EXTRACTED RECORDS:
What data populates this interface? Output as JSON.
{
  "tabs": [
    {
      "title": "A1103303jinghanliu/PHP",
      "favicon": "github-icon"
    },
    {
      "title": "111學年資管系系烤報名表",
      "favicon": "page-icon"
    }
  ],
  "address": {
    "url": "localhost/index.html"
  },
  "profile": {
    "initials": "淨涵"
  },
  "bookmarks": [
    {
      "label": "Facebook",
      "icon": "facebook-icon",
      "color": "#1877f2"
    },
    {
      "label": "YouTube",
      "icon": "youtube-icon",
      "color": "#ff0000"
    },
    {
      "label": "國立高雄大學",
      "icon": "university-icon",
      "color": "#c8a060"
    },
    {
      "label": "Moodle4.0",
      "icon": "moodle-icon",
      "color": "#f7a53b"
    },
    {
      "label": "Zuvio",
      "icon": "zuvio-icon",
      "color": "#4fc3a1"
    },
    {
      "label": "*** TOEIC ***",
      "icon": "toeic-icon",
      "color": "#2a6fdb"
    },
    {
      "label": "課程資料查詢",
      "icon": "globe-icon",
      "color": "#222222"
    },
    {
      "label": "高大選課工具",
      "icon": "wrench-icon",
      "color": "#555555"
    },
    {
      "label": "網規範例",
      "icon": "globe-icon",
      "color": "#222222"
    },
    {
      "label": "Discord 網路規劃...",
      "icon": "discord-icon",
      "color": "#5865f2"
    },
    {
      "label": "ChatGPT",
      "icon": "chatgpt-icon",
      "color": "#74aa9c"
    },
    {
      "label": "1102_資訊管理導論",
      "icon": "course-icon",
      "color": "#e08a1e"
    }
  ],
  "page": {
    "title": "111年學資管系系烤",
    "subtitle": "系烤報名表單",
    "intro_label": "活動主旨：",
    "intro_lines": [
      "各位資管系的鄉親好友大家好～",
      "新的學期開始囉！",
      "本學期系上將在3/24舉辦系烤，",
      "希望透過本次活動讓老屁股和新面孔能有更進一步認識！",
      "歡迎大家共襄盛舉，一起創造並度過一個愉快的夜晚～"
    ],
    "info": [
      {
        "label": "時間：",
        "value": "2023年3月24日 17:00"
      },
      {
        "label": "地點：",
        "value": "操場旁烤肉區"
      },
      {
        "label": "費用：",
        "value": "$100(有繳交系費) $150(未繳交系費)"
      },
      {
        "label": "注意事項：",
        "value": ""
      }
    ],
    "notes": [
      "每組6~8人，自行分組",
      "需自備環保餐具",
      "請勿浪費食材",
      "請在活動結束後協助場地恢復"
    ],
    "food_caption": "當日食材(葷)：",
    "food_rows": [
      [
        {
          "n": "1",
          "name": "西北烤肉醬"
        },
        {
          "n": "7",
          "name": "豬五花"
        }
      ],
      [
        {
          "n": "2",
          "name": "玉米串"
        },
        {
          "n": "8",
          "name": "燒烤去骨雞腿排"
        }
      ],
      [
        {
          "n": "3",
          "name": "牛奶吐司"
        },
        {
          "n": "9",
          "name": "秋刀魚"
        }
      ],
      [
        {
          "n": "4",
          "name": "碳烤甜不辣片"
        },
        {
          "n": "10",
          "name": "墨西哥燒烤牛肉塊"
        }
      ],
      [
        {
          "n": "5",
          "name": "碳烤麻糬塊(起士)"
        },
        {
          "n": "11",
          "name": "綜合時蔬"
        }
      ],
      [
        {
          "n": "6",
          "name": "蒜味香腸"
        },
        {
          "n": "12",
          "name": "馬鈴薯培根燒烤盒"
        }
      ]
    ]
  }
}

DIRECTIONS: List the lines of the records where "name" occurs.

ANSWER FOR THE TASK:
          "name": "西北烤肉醬"
          "name": "豬五花"
          "name": "玉米串"
          "name": "燒烤去骨雞腿排"
          "name": "牛奶吐司"
          "name": "秋刀魚"
          "name": "碳烤甜不辣片"
          "name": "墨西哥燒烤牛肉塊"
          "name": "碳烤麻糬塊(起士)"
          "name": "綜合時蔬"
          "name": "蒜味香腸"
          "name": "馬鈴薯培根燒烤盒"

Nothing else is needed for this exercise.